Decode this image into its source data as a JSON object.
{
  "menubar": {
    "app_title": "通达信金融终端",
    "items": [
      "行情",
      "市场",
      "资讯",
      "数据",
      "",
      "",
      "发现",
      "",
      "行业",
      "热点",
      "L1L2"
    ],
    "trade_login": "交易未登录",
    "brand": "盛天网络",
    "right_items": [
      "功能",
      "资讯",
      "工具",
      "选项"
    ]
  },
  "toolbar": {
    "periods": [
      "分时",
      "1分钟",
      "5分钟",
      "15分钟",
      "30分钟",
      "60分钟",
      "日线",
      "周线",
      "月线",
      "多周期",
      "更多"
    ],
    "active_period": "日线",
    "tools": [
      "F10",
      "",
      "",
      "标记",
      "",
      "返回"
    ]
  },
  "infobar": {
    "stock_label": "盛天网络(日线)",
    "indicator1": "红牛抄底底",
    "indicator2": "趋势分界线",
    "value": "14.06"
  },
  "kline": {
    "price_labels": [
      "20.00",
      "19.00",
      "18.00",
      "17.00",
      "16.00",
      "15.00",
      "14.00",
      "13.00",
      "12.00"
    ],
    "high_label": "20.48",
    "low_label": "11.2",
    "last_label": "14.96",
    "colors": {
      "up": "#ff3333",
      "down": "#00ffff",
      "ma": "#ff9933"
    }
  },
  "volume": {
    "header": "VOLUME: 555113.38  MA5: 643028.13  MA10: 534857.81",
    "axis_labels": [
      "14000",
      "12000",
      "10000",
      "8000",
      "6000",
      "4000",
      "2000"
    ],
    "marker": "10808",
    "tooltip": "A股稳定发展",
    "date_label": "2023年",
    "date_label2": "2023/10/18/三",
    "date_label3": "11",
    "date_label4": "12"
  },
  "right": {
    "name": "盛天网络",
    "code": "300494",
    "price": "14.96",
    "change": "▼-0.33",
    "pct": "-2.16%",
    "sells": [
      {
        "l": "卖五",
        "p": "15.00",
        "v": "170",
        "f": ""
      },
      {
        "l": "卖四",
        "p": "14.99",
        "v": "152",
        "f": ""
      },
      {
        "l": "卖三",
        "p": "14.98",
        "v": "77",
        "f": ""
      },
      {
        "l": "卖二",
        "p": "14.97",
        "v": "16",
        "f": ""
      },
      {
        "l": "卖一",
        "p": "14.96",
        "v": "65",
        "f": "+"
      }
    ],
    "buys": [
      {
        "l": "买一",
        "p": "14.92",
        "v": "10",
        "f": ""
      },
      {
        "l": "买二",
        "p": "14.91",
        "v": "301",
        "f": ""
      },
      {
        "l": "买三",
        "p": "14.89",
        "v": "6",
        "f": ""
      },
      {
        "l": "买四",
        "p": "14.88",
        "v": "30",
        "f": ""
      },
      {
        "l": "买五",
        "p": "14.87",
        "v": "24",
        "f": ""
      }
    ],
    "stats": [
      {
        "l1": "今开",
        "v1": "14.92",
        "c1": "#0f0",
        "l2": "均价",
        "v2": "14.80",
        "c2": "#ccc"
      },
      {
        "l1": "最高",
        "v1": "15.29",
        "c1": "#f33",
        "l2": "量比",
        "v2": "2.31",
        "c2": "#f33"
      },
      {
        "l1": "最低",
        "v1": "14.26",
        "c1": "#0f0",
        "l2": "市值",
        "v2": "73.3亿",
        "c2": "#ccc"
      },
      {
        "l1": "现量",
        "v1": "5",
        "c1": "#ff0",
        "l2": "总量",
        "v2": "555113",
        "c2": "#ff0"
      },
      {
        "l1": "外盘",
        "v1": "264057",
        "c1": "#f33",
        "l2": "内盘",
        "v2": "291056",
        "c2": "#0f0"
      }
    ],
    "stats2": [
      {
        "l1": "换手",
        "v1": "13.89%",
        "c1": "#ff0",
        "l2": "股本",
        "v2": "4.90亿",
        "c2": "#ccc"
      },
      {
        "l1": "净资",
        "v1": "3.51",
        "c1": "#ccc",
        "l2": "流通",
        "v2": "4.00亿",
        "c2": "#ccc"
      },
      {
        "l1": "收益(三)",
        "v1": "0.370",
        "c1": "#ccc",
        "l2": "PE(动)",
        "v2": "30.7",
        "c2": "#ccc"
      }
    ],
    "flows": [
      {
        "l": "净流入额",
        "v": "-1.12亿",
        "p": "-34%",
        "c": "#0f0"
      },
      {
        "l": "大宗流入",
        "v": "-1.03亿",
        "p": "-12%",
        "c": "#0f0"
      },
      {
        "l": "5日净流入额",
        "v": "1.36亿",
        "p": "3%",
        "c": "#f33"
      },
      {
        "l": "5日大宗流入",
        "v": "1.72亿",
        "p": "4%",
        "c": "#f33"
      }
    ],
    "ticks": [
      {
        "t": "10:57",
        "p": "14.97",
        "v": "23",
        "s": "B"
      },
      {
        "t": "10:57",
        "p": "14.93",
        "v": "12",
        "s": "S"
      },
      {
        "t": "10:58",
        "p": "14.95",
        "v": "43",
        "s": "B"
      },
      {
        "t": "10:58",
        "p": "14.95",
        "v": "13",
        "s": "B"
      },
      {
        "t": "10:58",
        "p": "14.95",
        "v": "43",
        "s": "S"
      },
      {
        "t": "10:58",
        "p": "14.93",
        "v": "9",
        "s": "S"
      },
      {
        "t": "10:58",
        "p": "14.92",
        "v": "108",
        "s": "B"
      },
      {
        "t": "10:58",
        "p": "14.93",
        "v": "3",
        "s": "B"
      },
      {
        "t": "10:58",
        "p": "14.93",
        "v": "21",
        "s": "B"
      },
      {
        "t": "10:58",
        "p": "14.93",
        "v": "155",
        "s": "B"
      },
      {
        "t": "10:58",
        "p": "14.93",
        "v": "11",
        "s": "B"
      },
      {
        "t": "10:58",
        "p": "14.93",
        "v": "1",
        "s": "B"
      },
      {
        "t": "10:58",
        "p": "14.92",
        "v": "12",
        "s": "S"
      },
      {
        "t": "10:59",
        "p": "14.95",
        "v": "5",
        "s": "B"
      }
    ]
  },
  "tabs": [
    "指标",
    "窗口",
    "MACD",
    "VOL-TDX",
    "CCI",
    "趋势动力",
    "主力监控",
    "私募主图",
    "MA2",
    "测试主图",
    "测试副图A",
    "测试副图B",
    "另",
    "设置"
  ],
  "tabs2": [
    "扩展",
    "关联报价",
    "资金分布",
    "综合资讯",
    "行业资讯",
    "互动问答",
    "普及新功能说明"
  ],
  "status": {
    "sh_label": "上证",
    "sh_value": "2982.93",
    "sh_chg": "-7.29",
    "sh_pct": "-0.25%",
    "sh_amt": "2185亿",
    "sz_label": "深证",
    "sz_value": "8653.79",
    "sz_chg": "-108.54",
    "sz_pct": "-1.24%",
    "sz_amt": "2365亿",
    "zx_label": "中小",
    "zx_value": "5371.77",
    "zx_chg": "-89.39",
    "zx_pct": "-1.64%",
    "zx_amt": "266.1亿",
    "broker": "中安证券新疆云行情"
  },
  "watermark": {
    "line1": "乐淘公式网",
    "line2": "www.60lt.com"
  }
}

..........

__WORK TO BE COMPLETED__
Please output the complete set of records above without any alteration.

__RESPONSE AREA__
Decode this image into its source data as a JSON object.
{
  "menubar": {
    "app_title": "通达信金融终端",
    "items": [
      "行情",
      "市场",
      "资讯",
      "数据",
      "",
      "",
      "发现",
      "",
      "行业",
      "热点",
      "L1L2"
    ],
    "trade_login": "交易未登录",
    "brand": "盛天网络",
    "right_items": [
      "功能",
      "资讯",
      "工具",
      "选项"
    ]
  },
  "toolbar": {
    "periods": [
      "分时",
      "1分钟",
      "5分钟",
      "15分钟",
      "30分钟",
      "60分钟",
      "日线",
      "周线",
      "月线",
      "多周期",
      "更多"
    ],
    "active_period": "日线",
    "tools": [
      "F10",
      "",
      "",
      "标记",
      "",
      "返回"
    ]
  },
  "infobar": {
    "stock_label": "盛天网络(日线)",
    "indicator1": "红牛抄底底",
    "indicator2": "趋势分界线",
    "value": "14.06"
  },
  "kline": {
    "price_labels": [
      "20.00",
      "19.00",
      "18.00",
      "17.00",
      "16.00",
      "15.00",
      "14.00",
      "13.00",
      "12.00"
    ],
    "high_label": "20.48",
    "low_label": "11.2",
    "last_label": "14.96",
    "colors": {
      "up": "#ff3333",
      "down": "#00ffff",
      "ma": "#ff9933"
    }
  },
  "volume": {
    "header": "VOLUME: 555113.38  MA5: 643028.13  MA10: 534857.81",
    "axis_labels": [
      "14000",
      "12000",
      "10000",
      "8000",
      "6000",
      "4000",
      "2000"
    ],
    "marker": "10808",
    "tooltip": "A股稳定发展",
    "date_label": "2023年",
    "date_label2": "2023/10/18/三",
    "date_label3": "11",
    "date_label4": "12"
  },
  "right": {
    "name": "盛天网络",
    "code": "300494",
    "price": "14.96",
    "change": "▼-0.33",
    "pct": "-2.16%",
    "sells": [
      {
        "l": "卖五",
        "p": "15.00",
        "v": "170",
        "f": ""
      },
      {
        "l": "卖四",
        "p": "14.99",
        "v": "152",
        "f": ""
      },
      {
        "l": "卖三",
        "p": "14.98",
        "v": "77",
        "f": ""
      },
      {
        "l": "卖二",
        "p": "14.97",
        "v": "16",
        "f": ""
      },
      {
        "l": "卖一",
        "p": "14.96",
        "v": "65",
        "f": "+"
      }
    ],
    "buys": [
      {
        "l": "买一",
        "p": "14.92",
        "v": "10",
        "f": ""
      },
      {
        "l": "买二",
        "p": "14.91",
        "v": "301",
        "f": ""
      },
      {
        "l": "买三",
        "p": "14.89",
        "v": "6",
        "f": ""
      },
      {
        "l": "买四",
        "p": "14.88",
        "v": "30",
        "f": ""
      },
      {
        "l": "买五",
        "p": "14.87",
        "v": "24",
        "f": ""
      }
    ],
    "stats": [
      {
        "l1": "今开",
        "v1": "14.92",
        "c1": "#0f0",
        "l2": "均价",
        "v2": "14.80",
        "c2": "#ccc"
      },
      {
        "l1": "最高",
        "v1": "15.29",
        "c1": "#f33",
        "l2": "量比",
        "v2": "2.31",
        "c2": "#f33"
      },
      {
        "l1": "最低",
        "v1": "14.26",
        "c1": "#0f0",
        "l2": "市值",
        "v2": "73.3亿",
        "c2": "#ccc"
      },
      {
        "l1": "现量",
        "v1": "5",
        "c1": "#ff0",
        "l2": "总量",
        "v2": "555113",
        "c2": "#ff0"
      },
      {
        "l1": "外盘",
        "v1": "264057",
        "c1": "#f33",
        "l2": "内盘",
        "v2": "291056",
        "c2": "#0f0"
      }
    ],
    "stats2": [
      {
        "l1": "换手",
        "v1": "13.89%",
        "c1": "#ff0",
        "l2": "股本",
        "v2": "4.90亿",
        "c2": "#ccc"
      },
      {
        "l1": "净资",
        "v1": "3.51",
        "c1": "#ccc",
        "l2": "流通",
        "v2": "4.00亿",
        "c2": "#ccc"
      },
      {
        "l1": "收益(三)",
        "v1": "0.370",
        "c1": "#ccc",
        "l2": "PE(动)",
        "v2": "30.7",
        "c2": "#ccc"
      }
    ],
    "flows": [
      {
        "l": "净流入额",
        "v": "-1.12亿",
        "p": "-34%",
        "c": "#0f0"
      },
      {
        "l": "大宗流入",
        "v": "-1.03亿",
        "p": "-12%",
        "c": "#0f0"
      },
      {
        "l": "5日净流入额",
        "v": "1.36亿",
        "p": "3%",
        "c": "#f33"
      },
      {
        "l": "5日大宗流入",
        "v": "1.72亿",
        "p": "4%",
        "c": "#f33"
      }
    ],
    "ticks": [
      {
        "t": "10:57",
        "p": "14.97",
        "v": "23",
        "s": "B"
      },
      {
        "t": "10:57",
        "p": "14.93",
        "v": "12",
        "s": "S"
      },
      {
        "t": "10:58",
        "p": "14.95",
        "v": "43",
        "s": "B"
      },
      {
        "t": "10:58",
        "p": "14.95",
        "v": "13",
        "s": "B"
      },
      {
        "t": "10:58",
        "p": "14.95",
        "v": "43",
        "s": "S"
      },
      {
        "t": "10:58",
        "p": "14.93",
        "v": "9",
        "s": "S"
      },
      {
        "t": "10:58",
        "p": "14.92",
        "v": "108",
        "s": "B"
      },
      {
        "t": "10:58",
        "p": "14.93",
        "v": "3",
        "s": "B"
      },
      {
        "t": "10:58",
        "p": "14.93",
        "v": "21",
        "s": "B"
      },
      {
        "t": "10:58",
        "p": "14.93",
        "v": "155",
        "s": "B"
      },
      {
        "t": "10:58",
        "p": "14.93",
        "v": "11",
        "s": "B"
      },
      {
        "t": "10:58",
        "p": "14.93",
        "v": "1",
        "s": "B"
      },
      {
        "t": "10:58",
        "p": "14.92",
        "v": "12",
        "s": "S"
      },
      {
        "t": "10:59",
        "p": "14.95",
        "v": "5",
        "s": "B"
      }
    ]
  },
  "tabs": [
    "指标",
    "窗口",
    "MACD",
    "VOL-TDX",
    "CCI",
    "趋势动力",
    "主力监控",
    "私募主图",
    "MA2",
    "测试主图",
    "测试副图A",
    "测试副图B",
    "另",
    "设置"
  ],
  "tabs2": [
    "扩展",
    "关联报价",
    "资金分布",
    "综合资讯",
    "行业资讯",
    "互动问答",
    "普及新功能说明"
  ],
  "status": {
    "sh_label": "上证",
    "sh_value": "2982.93",
    "sh_chg": "-7.29",
    "sh_pct": "-0.25%",
    "sh_amt": "2185亿",
    "sz_label": "深证",
    "sz_value": "8653.79",
    "sz_chg": "-108.54",
    "sz_pct": "-1.24%",
    "sz_amt": "2365亿",
    "zx_label": "中小",
    "zx_value": "5371.77",
    "zx_chg": "-89.39",
    "zx_pct": "-1.64%",
    "zx_amt": "266.1亿",
    "broker": "中安证券新疆云行情"
  },
  "watermark": {
    "line1": "乐淘公式网",
    "line2": "www.60lt.com"
  }
}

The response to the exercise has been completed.